** Study material follows **

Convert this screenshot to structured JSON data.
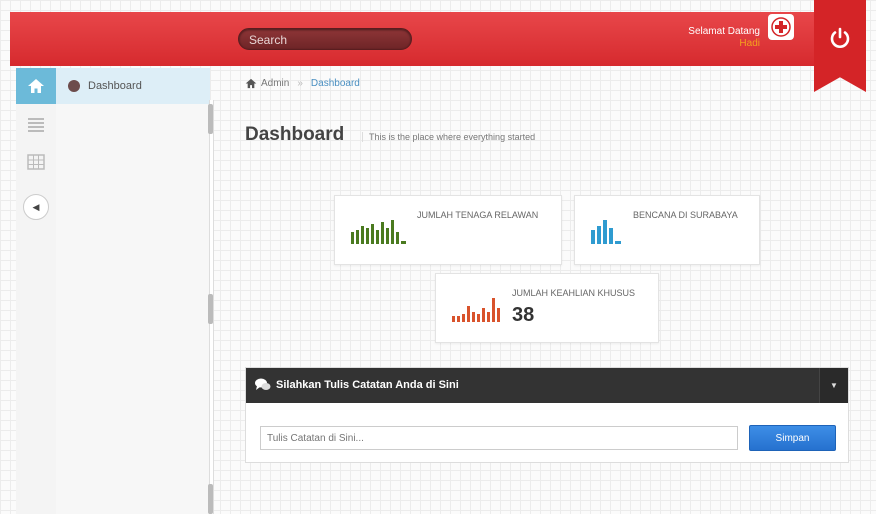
{
  "header": {
    "search_placeholder": "Search",
    "welcome_label": "Selamat Datang",
    "welcome_user": "Hadi",
    "brand_icon": "red-cross-icon",
    "power_icon": "power-icon",
    "accent": "#d62a2e"
  },
  "rail": {
    "icons": [
      "home-icon",
      "list-icon",
      "table-icon",
      "collapse-icon"
    ],
    "active_color": "#6cbad9"
  },
  "submenu": {
    "items": [
      {
        "label": "Dashboard",
        "icon": "dashboard-icon"
      }
    ]
  },
  "breadcrumb": {
    "root": "Admin",
    "current": "Dashboard"
  },
  "page": {
    "title": "Dashboard",
    "subtitle": "This is the place where everything started"
  },
  "stats": [
    {
      "label": "JUMLAH TENAGA RELAWAN",
      "value": "",
      "color": "#4a7a1f"
    },
    {
      "label": "BENCANA DI SURABAYA",
      "value": "",
      "color": "#2f9bd0"
    },
    {
      "label": "JUMLAH KEAHLIAN KHUSUS",
      "value": "38",
      "color": "#d9532c"
    }
  ],
  "notes": {
    "title": "Silahkan Tulis Catatan Anda di Sini",
    "input_placeholder": "Tulis Catatan di Sini...",
    "save_label": "Simpan",
    "button_color": "#2671cf"
  }
}
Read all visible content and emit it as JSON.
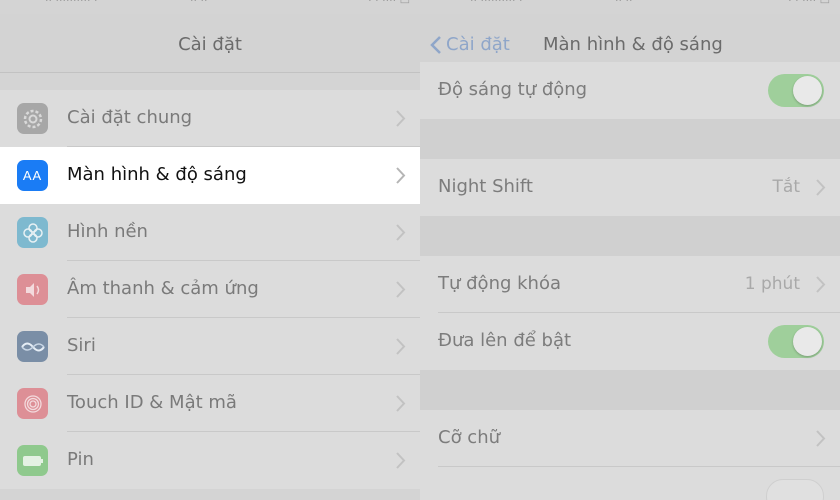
{
  "left": {
    "nav_title": "Cài đặt",
    "items": [
      {
        "label": "Cài đặt chung",
        "icon": "gear-icon",
        "color": "#a7a7a7"
      },
      {
        "label": "Màn hình & độ sáng",
        "icon": "display-brightness-icon",
        "color": "#1a7cf5",
        "selected": true,
        "icon_text": "AA"
      },
      {
        "label": "Hình nền",
        "icon": "wallpaper-flower-icon",
        "color": "#7eb9cf"
      },
      {
        "label": "Âm thanh & cảm ứng",
        "icon": "speaker-icon",
        "color": "#dd8f96"
      },
      {
        "label": "Siri",
        "icon": "siri-icon",
        "color": "#7a8ea6"
      },
      {
        "label": "Touch ID & Mật mã",
        "icon": "fingerprint-icon",
        "color": "#dd8f96"
      },
      {
        "label": "Pin",
        "icon": "battery-icon",
        "color": "#8fc98d"
      }
    ]
  },
  "right": {
    "back_label": "Cài đặt",
    "nav_title": "Màn hình & độ sáng",
    "auto_brightness": {
      "label": "Độ sáng tự động",
      "on": true
    },
    "night_shift": {
      "label": "Night Shift",
      "value": "Tắt"
    },
    "auto_lock": {
      "label": "Tự động khóa",
      "value": "1 phút"
    },
    "raise_to_wake": {
      "label": "Đưa lên để bật",
      "on": true
    },
    "text_size": {
      "label": "Cỡ chữ"
    }
  },
  "colors": {
    "toggle_on": "#9fcf9b",
    "back_blue": "#8fa6c9",
    "selected_row": "#ffffff"
  }
}
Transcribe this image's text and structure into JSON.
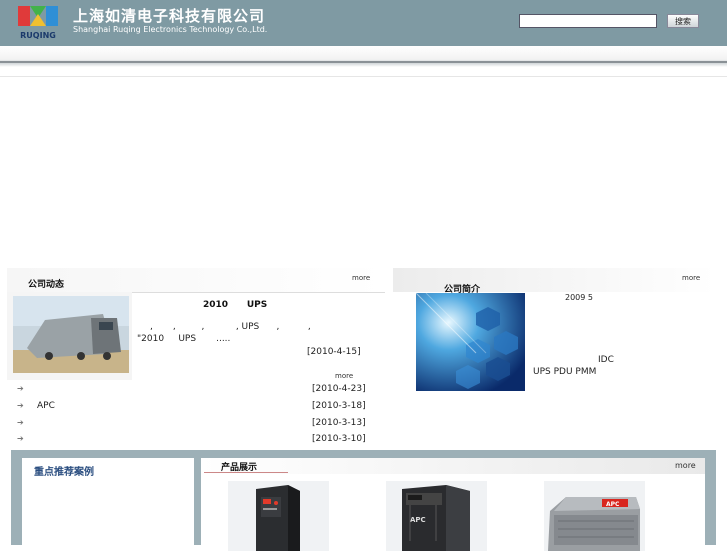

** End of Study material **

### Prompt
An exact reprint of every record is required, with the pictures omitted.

### Answer space
Convert this screenshot to structured JSON data.
{
  "header": {
    "search_placeholder": "Search",
    "welcome_label": "Selamat Datang",
    "welcome_user": "Hadi",
    "brand_icon": "red-cross-icon",
    "power_icon": "power-icon",
    "accent": "#d62a2e"
  },
  "rail": {
    "icons": [
      "home-icon",
      "list-icon",
      "table-icon",
      "collapse-icon"
    ],
    "active_color": "#6cbad9"
  },
  "submenu": {
    "items": [
      {
        "label": "Dashboard",
        "icon": "dashboard-icon"
      }
    ]
  },
  "breadcrumb": {
    "root": "Admin",
    "current": "Dashboard"
  },
  "page": {
    "title": "Dashboard",
    "subtitle": "This is the place where everything started"
  },
  "stats": [
    {
      "label": "JUMLAH TENAGA RELAWAN",
      "value": "",
      "color": "#4a7a1f"
    },
    {
      "label": "BENCANA DI SURABAYA",
      "value": "",
      "color": "#2f9bd0"
    },
    {
      "label": "JUMLAH KEAHLIAN KHUSUS",
      "value": "38",
      "color": "#d9532c"
    }
  ],
  "notes": {
    "title": "Silahkan Tulis Catatan Anda di Sini",
    "input_placeholder": "Tulis Catatan di Sini...",
    "save_label": "Simpan",
    "button_color": "#2671cf"
  }
}
Read all visible content and emit it as JSON.
{
  "left": {
    "nav_title": "Cài đặt",
    "items": [
      {
        "label": "Cài đặt chung",
        "icon": "gear-icon",
        "color": "#a7a7a7"
      },
      {
        "label": "Màn hình & độ sáng",
        "icon": "display-brightness-icon",
        "color": "#1a7cf5",
        "selected": true,
        "icon_text": "AA"
      },
      {
        "label": "Hình nền",
        "icon": "wallpaper-flower-icon",
        "color": "#7eb9cf"
      },
      {
        "label": "Âm thanh & cảm ứng",
        "icon": "speaker-icon",
        "color": "#dd8f96"
      },
      {
        "label": "Siri",
        "icon": "siri-icon",
        "color": "#7a8ea6"
      },
      {
        "label": "Touch ID & Mật mã",
        "icon": "fingerprint-icon",
        "color": "#dd8f96"
      },
      {
        "label": "Pin",
        "icon": "battery-icon",
        "color": "#8fc98d"
      }
    ]
  },
  "right": {
    "back_label": "Cài đặt",
    "nav_title": "Màn hình & độ sáng",
    "auto_brightness": {
      "label": "Độ sáng tự động",
      "on": true
    },
    "night_shift": {
      "label": "Night Shift",
      "value": "Tắt"
    },
    "auto_lock": {
      "label": "Tự động khóa",
      "value": "1 phút"
    },
    "raise_to_wake": {
      "label": "Đưa lên để bật",
      "on": true
    },
    "text_size": {
      "label": "Cỡ chữ"
    }
  },
  "colors": {
    "toggle_on": "#9fcf9b",
    "back_blue": "#8fa6c9",
    "selected_row": "#ffffff"
  }
}
Transcribe this image's text and structure into JSON.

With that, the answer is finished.